Task directions |
Examine the material below. Gather every line in which the string "this" appears.

+-------+

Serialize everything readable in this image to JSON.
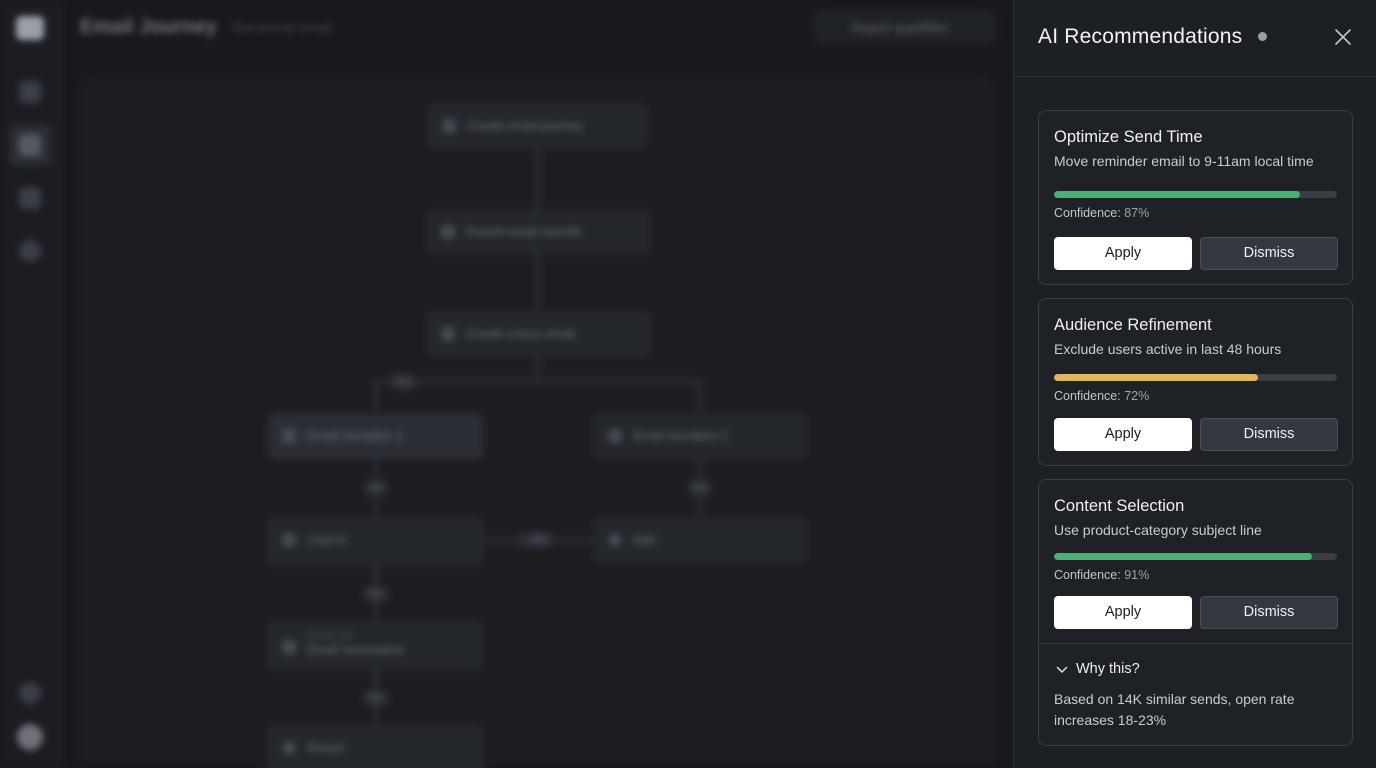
{
  "app": {
    "title": "Email Journey",
    "breadcrumb": "Recommer email",
    "report_button": "Report quarkflon"
  },
  "flow": {
    "nodes": [
      {
        "label": "Create email journey"
      },
      {
        "label": "Exeorit email nerrofe"
      },
      {
        "label": "Create crocur email"
      },
      {
        "label": "Email Iovnation 1"
      },
      {
        "label": "Email Iovvation 2"
      },
      {
        "label": "Lioyrch"
      },
      {
        "label": "Add"
      },
      {
        "label": "Email renrimation",
        "sub": "Sterme nell"
      },
      {
        "label": "Resurt"
      }
    ],
    "pills": [
      "Yes",
      "No",
      "No",
      "No",
      "No",
      "...Bild"
    ]
  },
  "panel": {
    "title": "AI Recommendations",
    "cards": [
      {
        "title": "Optimize Send Time",
        "description": "Move reminder email to 9-11am local time",
        "confidence_label": "Confidence:",
        "confidence_text": "87%",
        "confidence": 0.87,
        "bar_color": "#4caf76",
        "apply": "Apply",
        "dismiss": "Dismiss"
      },
      {
        "title": "Audience Refinement",
        "description": "Exclude users active in last 48 hours",
        "confidence_label": "Confidence:",
        "confidence_text": "72%",
        "confidence": 0.72,
        "bar_color": "#e0b461",
        "apply": "Apply",
        "dismiss": "Dismiss"
      },
      {
        "title": "Content Selection",
        "description": "Use product-category subject line",
        "confidence_label": "Confidence:",
        "confidence_text": "91%",
        "confidence": 0.91,
        "bar_color": "#4caf76",
        "apply": "Apply",
        "dismiss": "Dismiss",
        "why_label": "Why this?",
        "why_text": "Based on 14K similar sends, open rate increases 18-23%"
      }
    ]
  }
}
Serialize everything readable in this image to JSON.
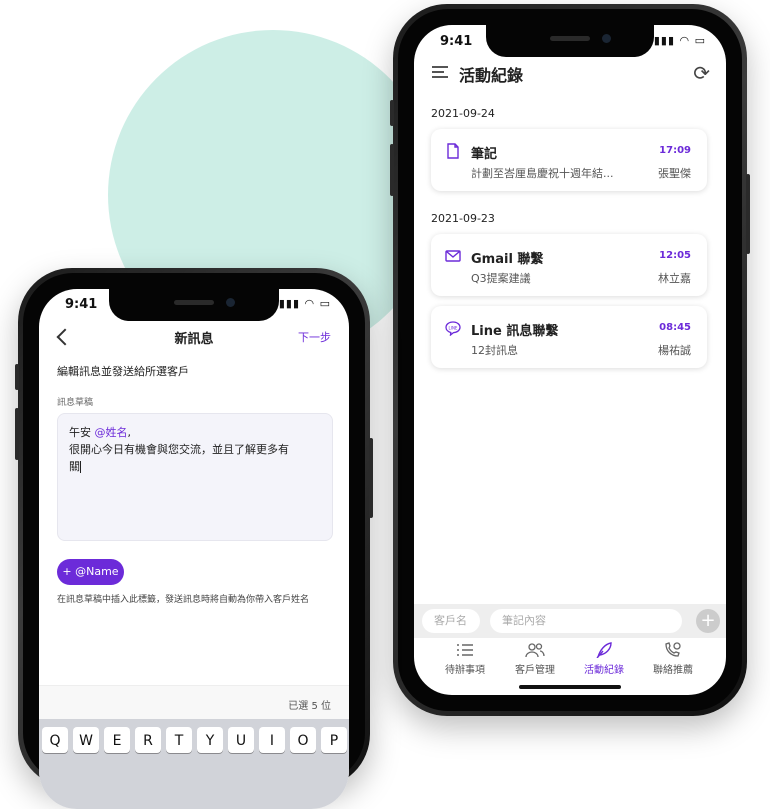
{
  "left_phone": {
    "status_time": "9:41",
    "header": {
      "title": "新訊息",
      "next_label": "下一步"
    },
    "instruction": "編輯訊息並發送給所選客戶",
    "draft_label": "訊息草稿",
    "draft": {
      "greeting": "午安",
      "mention": "@姓名",
      "comma": ",",
      "line2": "很開心今日有機會與您交流，並且了解更多有",
      "line3": "關"
    },
    "name_button": "+ @Name",
    "hint": "在訊息草稿中插入此標籤，發送訊息時將自動為你帶入客戶姓名",
    "selected_count": "已選 5 位",
    "keyboard_keys": [
      "Q",
      "W",
      "E",
      "R",
      "T",
      "Y",
      "U",
      "I",
      "O",
      "P"
    ]
  },
  "right_phone": {
    "status_time": "9:41",
    "header": {
      "title": "活動紀錄"
    },
    "groups": [
      {
        "date": "2021-09-24",
        "items": [
          {
            "icon": "note-icon",
            "title": "筆記",
            "time": "17:09",
            "subtitle": "計劃至峇厘島慶祝十週年結...",
            "name": "張聖傑"
          }
        ]
      },
      {
        "date": "2021-09-23",
        "items": [
          {
            "icon": "mail-icon",
            "title": "Gmail 聯繫",
            "time": "12:05",
            "subtitle": "Q3提案建議",
            "name": "林立嘉"
          },
          {
            "icon": "line-icon",
            "title": "Line 訊息聯繫",
            "time": "08:45",
            "subtitle": "12封訊息",
            "name": "楊祐誠"
          }
        ]
      }
    ],
    "input_bar": {
      "client_placeholder": "客戶名",
      "note_placeholder": "筆記內容",
      "add": "+"
    },
    "tabs": [
      {
        "label": "待辦事項",
        "icon": "list-icon"
      },
      {
        "label": "客戶管理",
        "icon": "users-icon"
      },
      {
        "label": "活動紀錄",
        "icon": "feather-icon",
        "active": true
      },
      {
        "label": "聯絡推薦",
        "icon": "phone-icon"
      }
    ]
  },
  "colors": {
    "accent": "#6c2bd9",
    "blob": "#cdeee6"
  }
}
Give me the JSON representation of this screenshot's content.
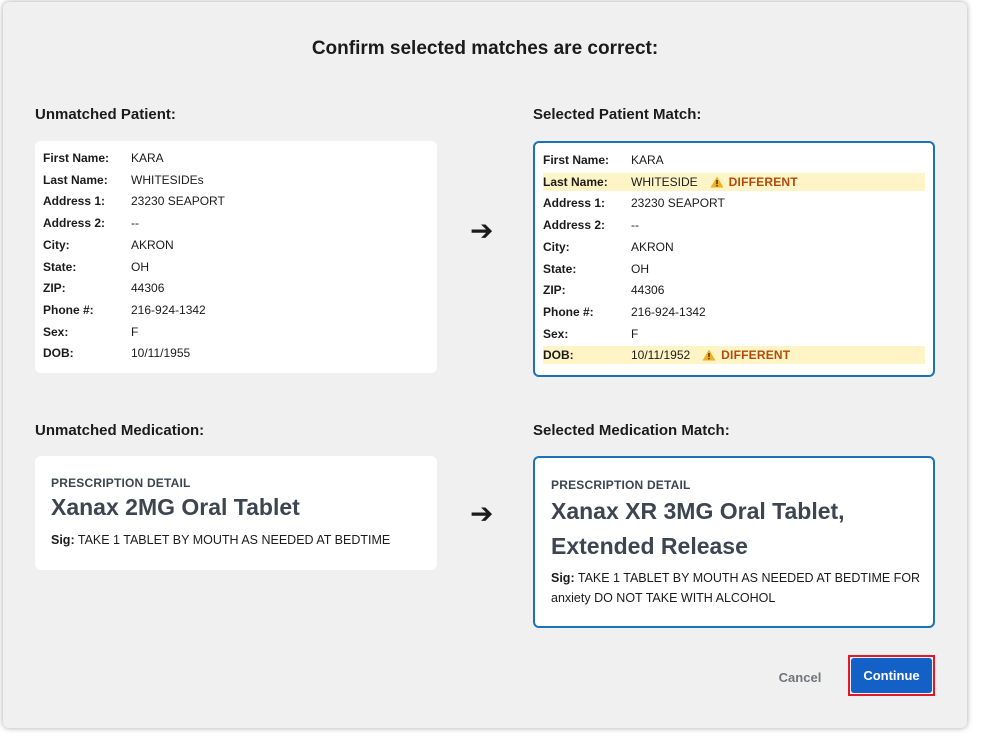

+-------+

Task output |
Serialize everything readable in this image to JSON.
        "why_label": "Why this?",
Serialize everything readable in this image to JSON.
Give me the JSON representation of this screenshot's content.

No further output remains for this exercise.